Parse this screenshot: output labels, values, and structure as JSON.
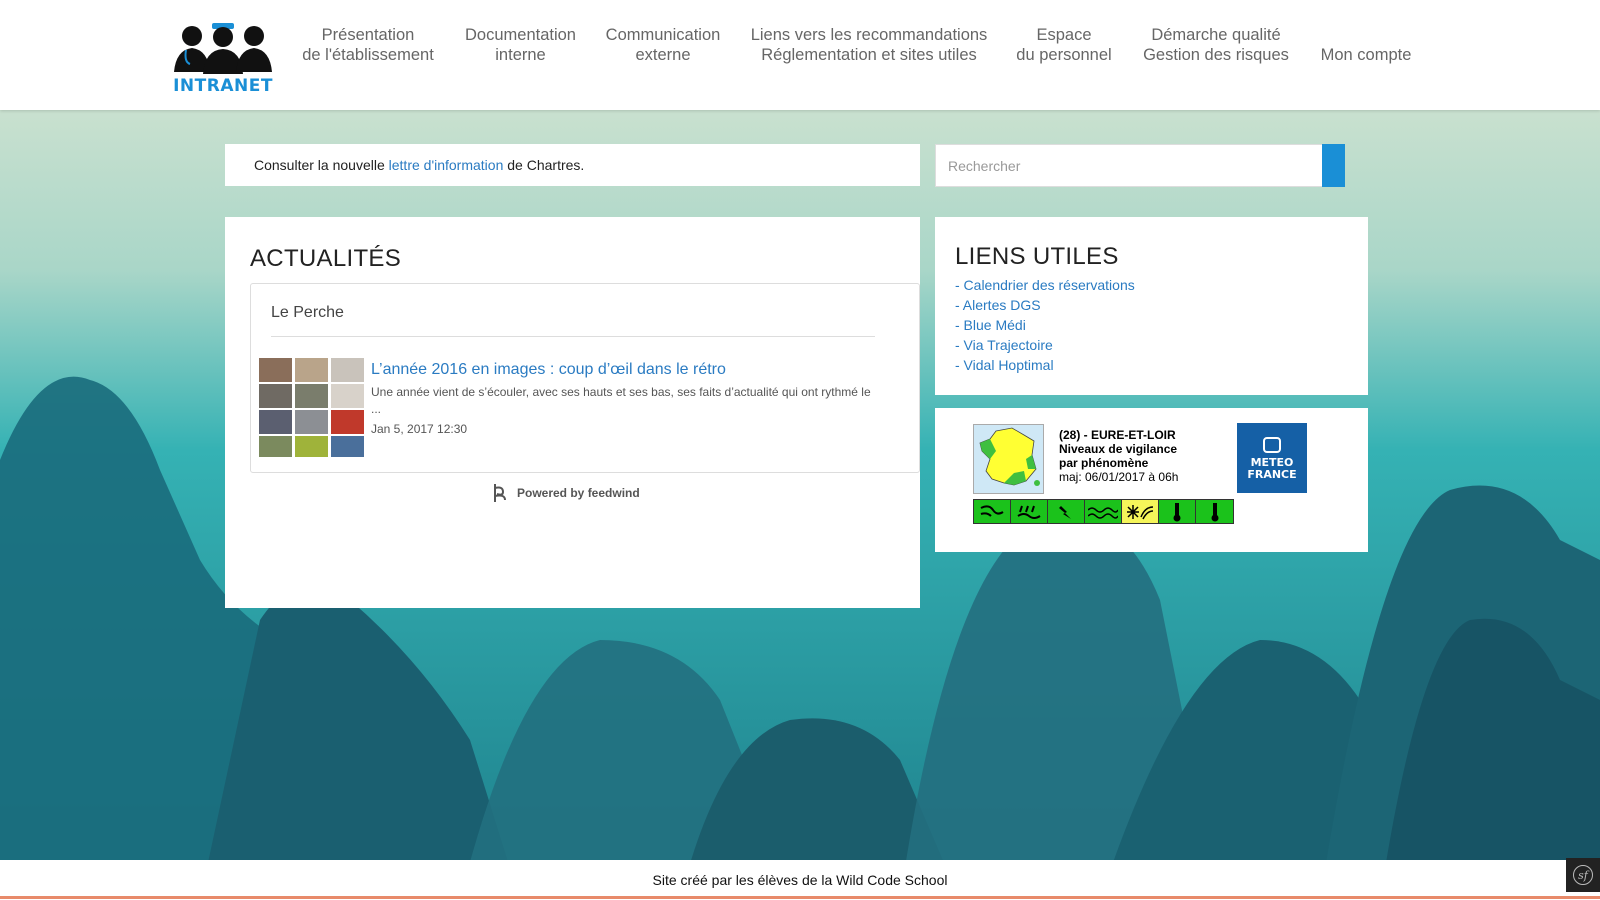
{
  "header": {
    "logo_text": "INTRANET",
    "nav": [
      {
        "line1": "Présentation",
        "line2": "de l'établissement"
      },
      {
        "line1": "Documentation",
        "line2": "interne"
      },
      {
        "line1": "Communication",
        "line2": "externe"
      },
      {
        "line1": "Liens vers les recommandations",
        "line2": "Réglementation et sites utiles"
      },
      {
        "line1": "Espace",
        "line2": "du personnel"
      },
      {
        "line1": "Démarche qualité",
        "line2": "Gestion des risques"
      },
      {
        "line1": "Mon compte",
        "line2": ""
      }
    ]
  },
  "notice": {
    "prefix": "Consulter la nouvelle ",
    "link": "lettre d'information",
    "suffix": " de Chartres."
  },
  "search": {
    "placeholder": "Rechercher"
  },
  "news": {
    "title": "ACTUALITÉS",
    "feed_title": "Le Perche",
    "entry": {
      "title": "L’année 2016 en images : coup d’œil dans le rétro",
      "description": "Une année vient de s’écouler, avec ses hauts et ses bas, ses faits d’actualité qui ont rythmé le ...",
      "date": "Jan 5, 2017 12:30"
    },
    "powered_by": "Powered by feedwind"
  },
  "links": {
    "title": "LIENS UTILES",
    "items": [
      "- Calendrier des réservations",
      "- Alertes DGS",
      "- Blue Médi",
      "- Via Trajectoire",
      "- Vidal Hoptimal"
    ]
  },
  "weather": {
    "department": "(28) - EURE-ET-LOIR",
    "line2": "Niveaux de vigilance",
    "line3": "par phénomène",
    "updated": "maj: 06/01/2017 à 06h",
    "logo_line1": "METEO",
    "logo_line2": "FRANCE",
    "phenomena": [
      {
        "icon": "wind-icon",
        "level_color": "#1bc21b"
      },
      {
        "icon": "rain-flood-icon",
        "level_color": "#1bc21b"
      },
      {
        "icon": "thunderstorm-icon",
        "level_color": "#1bc21b"
      },
      {
        "icon": "flood-icon",
        "level_color": "#1bc21b"
      },
      {
        "icon": "snow-ice-icon",
        "level_color": "#f5f55a"
      },
      {
        "icon": "heat-icon",
        "level_color": "#1bc21b"
      },
      {
        "icon": "cold-icon",
        "level_color": "#1bc21b"
      }
    ]
  },
  "footer": {
    "text": "Site créé par les élèves de la Wild Code School"
  },
  "colors": {
    "accent": "#1a8fd6",
    "link": "#2a7bc2",
    "footer_line": "#e88a6a"
  }
}
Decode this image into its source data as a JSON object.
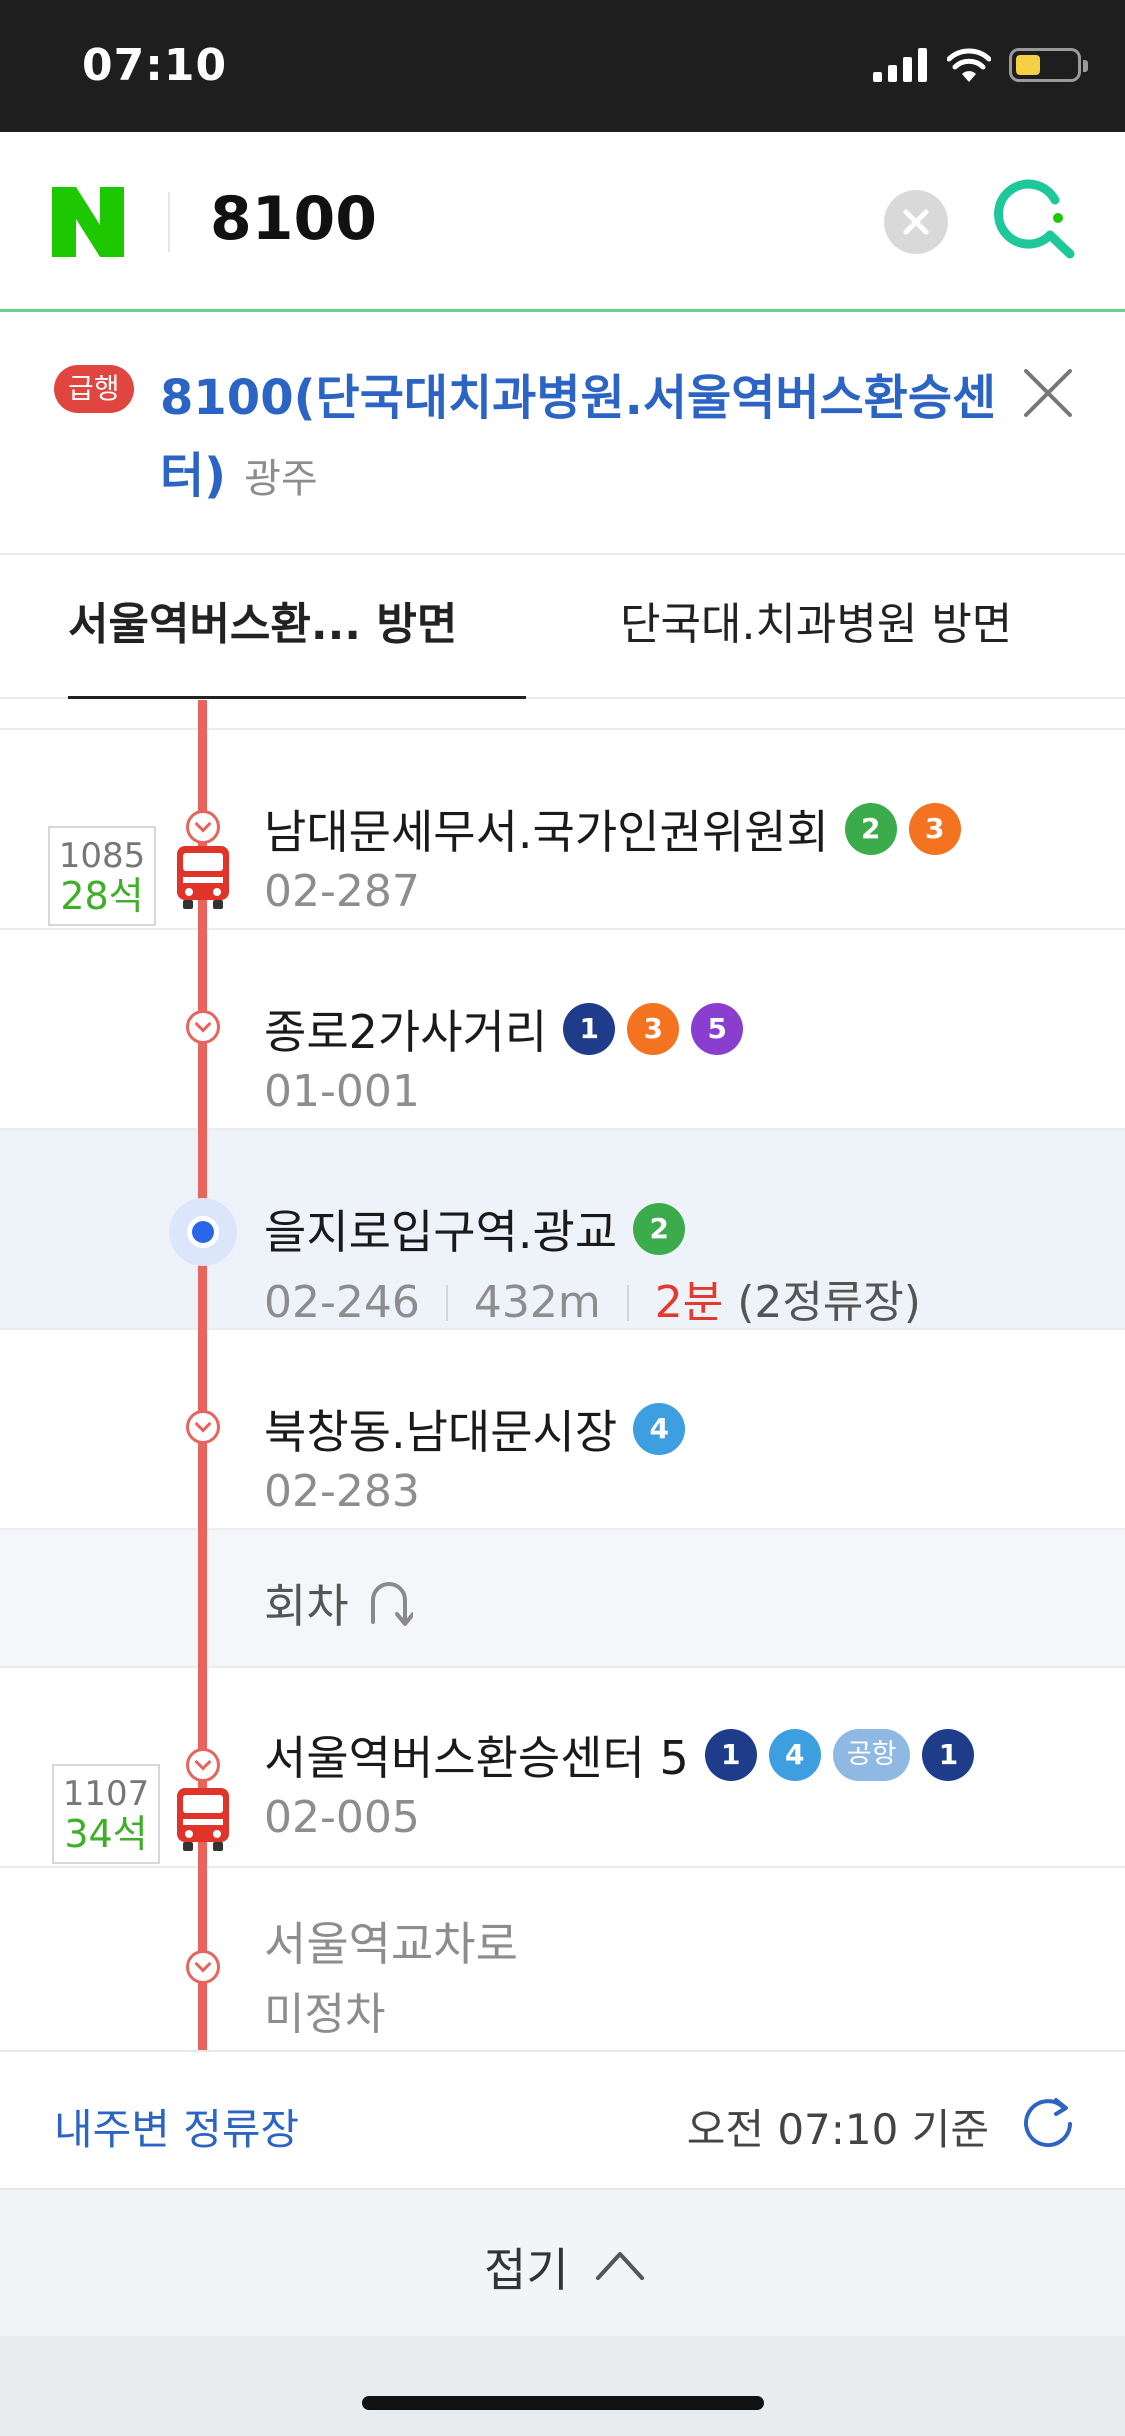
{
  "status_bar": {
    "time": "07:10",
    "battery_level": 0.4
  },
  "search": {
    "query": "8100",
    "logo_letter": "N"
  },
  "route": {
    "badge": "급행",
    "title": "8100(단국대치과병원.서울역버스환승센터)",
    "region": "광주"
  },
  "tabs": [
    {
      "label": "서울역버스환...   방면",
      "active": true
    },
    {
      "label": "단국대.치과병원 방면",
      "active": false
    }
  ],
  "stops": [
    {
      "name": "남대문세무서.국가인권위원회",
      "code": "02-287",
      "lines": [
        {
          "label": "2",
          "color": "#3cab4b"
        },
        {
          "label": "3",
          "color": "#f37321"
        }
      ]
    },
    {
      "name": "종로2가사거리",
      "code": "01-001",
      "lines": [
        {
          "label": "1",
          "color": "#1f3c8a"
        },
        {
          "label": "3",
          "color": "#f37321"
        },
        {
          "label": "5",
          "color": "#8a3ed0"
        }
      ]
    },
    {
      "name": "을지로입구역.광교",
      "code": "02-246",
      "distance": "432m",
      "eta": "2분",
      "remaining": "(2정류장)",
      "lines": [
        {
          "label": "2",
          "color": "#3cab4b"
        }
      ]
    },
    {
      "name": "북창동.남대문시장",
      "code": "02-283",
      "lines": [
        {
          "label": "4",
          "color": "#3d9fe0"
        }
      ]
    },
    {
      "name": "서울역버스환승센터 5",
      "code": "02-005",
      "lines": [
        {
          "label": "1",
          "color": "#1f3c8a"
        },
        {
          "label": "4",
          "color": "#3d9fe0"
        },
        {
          "label": "공항",
          "color": "#8fb8e3"
        },
        {
          "label": "1",
          "color": "#1f3c8a"
        }
      ]
    },
    {
      "name": "서울역교차로",
      "code": "미정차"
    }
  ],
  "turnaround": {
    "label": "회차"
  },
  "buses": [
    {
      "number": "1085",
      "seats": "28석"
    },
    {
      "number": "1107",
      "seats": "34석"
    }
  ],
  "footer": {
    "nearby": "내주변 정류장",
    "updated": "오전 07:10 기준"
  },
  "collapse": {
    "label": "접기"
  },
  "colors": {
    "naver_green": "#1ec800",
    "route_line": "#e8645c",
    "link_blue": "#2b64c4",
    "eta_red": "#e23b2e",
    "seat_green": "#3fae29"
  },
  "icons": [
    "signal-icon",
    "wifi-icon",
    "battery-icon",
    "naver-logo",
    "clear-icon",
    "search-icon",
    "close-icon",
    "stop-marker-icon",
    "bus-icon",
    "turnaround-icon",
    "refresh-icon",
    "chevron-up-icon"
  ]
}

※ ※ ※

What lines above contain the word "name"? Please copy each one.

      "name": "남대문세무서.국가인권위원회",
      "name": "종로2가사거리",
      "name": "을지로입구역.광교",
      "name": "북창동.남대문시장",
      "name": "서울역버스환승센터 5",
      "name": "서울역교차로",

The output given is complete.